science of tears
To further explore grief, I wanted to learn a bit about the science behind it. The Microscopic Structure of Dried Human Tears by Joseph Stromberg explains and evaluates a fascinating set of images of human tears produced under different emotions. They range from joyful reunions to loss, even including onion-induced tears photographed by Rose-Lynn Fisher. Fisher collected and photographed more than 100 tear samples from both herself and volunteers. The variety of results were astonishing.
I critiqued this story based upon a new trait analysis model from the Lankshear and Knobel’s Appendix: Some popular everyday remix practices. This was new territory that strayed from Ohler’s rubric, but we were deeper into our New Literacies text and we needed to critique through a deeper, relevant remix lens.
- Expressing a journalistic identity—having something to say that appeals to others
- Expressing an identity as an artist—being able to write
- Developing artistic skills—developing a personal “style” that is nonetheless in keeping with the original texts/images
I was struggling with where to go for my next story.

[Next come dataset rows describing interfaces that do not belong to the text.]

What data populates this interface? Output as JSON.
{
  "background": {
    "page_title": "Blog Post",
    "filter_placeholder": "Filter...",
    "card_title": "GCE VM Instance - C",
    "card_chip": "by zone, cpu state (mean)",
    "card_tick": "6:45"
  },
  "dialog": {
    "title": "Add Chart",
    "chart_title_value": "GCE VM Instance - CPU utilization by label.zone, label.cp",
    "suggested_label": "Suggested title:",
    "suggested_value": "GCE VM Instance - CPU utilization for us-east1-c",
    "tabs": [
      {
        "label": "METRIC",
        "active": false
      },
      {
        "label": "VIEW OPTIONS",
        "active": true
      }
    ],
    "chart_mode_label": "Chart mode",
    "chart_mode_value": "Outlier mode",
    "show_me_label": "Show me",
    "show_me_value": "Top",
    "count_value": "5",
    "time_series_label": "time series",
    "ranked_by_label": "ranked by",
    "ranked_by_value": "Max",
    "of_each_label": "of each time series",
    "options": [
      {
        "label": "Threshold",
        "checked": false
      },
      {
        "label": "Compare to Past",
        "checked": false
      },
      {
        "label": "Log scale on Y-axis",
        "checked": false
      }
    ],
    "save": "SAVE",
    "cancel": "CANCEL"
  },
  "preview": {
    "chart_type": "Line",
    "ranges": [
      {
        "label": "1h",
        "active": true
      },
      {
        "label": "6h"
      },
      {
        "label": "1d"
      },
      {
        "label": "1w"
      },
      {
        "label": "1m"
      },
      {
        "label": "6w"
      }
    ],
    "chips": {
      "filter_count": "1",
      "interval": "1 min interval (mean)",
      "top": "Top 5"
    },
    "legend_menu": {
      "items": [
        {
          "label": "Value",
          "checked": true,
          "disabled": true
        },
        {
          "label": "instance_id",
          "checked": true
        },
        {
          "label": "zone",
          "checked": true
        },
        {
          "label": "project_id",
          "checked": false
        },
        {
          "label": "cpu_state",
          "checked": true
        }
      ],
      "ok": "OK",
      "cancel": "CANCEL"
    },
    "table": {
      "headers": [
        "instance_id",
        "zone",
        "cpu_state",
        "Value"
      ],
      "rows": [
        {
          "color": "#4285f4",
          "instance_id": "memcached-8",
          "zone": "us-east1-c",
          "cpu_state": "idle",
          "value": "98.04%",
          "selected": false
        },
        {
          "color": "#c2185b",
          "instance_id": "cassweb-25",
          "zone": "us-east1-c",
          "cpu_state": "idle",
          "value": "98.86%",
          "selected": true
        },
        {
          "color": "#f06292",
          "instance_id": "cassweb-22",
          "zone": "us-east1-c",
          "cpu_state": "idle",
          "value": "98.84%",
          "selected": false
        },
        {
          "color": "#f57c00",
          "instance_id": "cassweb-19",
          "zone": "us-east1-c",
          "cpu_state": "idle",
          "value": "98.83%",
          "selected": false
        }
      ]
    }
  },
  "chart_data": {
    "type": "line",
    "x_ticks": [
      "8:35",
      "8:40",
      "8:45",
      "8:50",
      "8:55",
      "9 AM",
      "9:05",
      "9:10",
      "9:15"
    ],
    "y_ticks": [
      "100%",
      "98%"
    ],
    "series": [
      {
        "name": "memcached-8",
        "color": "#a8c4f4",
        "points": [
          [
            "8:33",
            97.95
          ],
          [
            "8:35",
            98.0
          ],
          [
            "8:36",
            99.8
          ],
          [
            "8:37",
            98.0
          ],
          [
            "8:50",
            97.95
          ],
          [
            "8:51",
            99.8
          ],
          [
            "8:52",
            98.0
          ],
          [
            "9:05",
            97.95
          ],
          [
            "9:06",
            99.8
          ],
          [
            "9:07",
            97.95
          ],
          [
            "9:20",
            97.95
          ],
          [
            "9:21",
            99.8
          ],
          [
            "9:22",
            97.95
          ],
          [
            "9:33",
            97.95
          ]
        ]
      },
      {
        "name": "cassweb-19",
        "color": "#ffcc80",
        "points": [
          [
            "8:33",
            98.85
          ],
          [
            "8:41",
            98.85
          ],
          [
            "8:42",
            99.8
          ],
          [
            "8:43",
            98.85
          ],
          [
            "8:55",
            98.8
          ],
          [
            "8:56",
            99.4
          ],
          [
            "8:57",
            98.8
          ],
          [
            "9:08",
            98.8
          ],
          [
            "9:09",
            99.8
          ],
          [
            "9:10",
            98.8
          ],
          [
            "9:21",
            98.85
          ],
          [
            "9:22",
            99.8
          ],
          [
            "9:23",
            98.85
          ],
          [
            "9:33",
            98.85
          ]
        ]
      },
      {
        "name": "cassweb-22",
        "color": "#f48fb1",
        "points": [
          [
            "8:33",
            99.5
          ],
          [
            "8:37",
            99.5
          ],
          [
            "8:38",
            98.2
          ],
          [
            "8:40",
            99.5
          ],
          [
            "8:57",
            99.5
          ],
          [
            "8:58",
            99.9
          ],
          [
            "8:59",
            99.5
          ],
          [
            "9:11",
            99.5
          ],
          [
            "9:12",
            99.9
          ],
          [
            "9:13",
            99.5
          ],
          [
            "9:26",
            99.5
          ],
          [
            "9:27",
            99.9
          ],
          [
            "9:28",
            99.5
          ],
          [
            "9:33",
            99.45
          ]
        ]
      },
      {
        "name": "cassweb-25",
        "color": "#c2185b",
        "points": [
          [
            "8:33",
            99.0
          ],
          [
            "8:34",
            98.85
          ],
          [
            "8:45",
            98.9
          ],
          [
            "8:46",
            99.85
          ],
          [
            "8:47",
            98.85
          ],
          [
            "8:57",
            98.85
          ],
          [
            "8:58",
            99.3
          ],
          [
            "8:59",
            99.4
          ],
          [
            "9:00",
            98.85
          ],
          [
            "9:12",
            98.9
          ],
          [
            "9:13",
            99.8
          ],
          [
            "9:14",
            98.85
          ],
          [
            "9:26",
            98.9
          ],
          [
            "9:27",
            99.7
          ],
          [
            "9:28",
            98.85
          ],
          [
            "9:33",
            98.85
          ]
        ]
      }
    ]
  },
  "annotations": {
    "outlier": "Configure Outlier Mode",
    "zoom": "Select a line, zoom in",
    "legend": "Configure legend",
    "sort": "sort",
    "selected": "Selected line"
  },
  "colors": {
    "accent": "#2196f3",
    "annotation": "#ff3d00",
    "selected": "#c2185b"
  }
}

My classmate Kirk suggested exploring the science of grief, which proved helpful.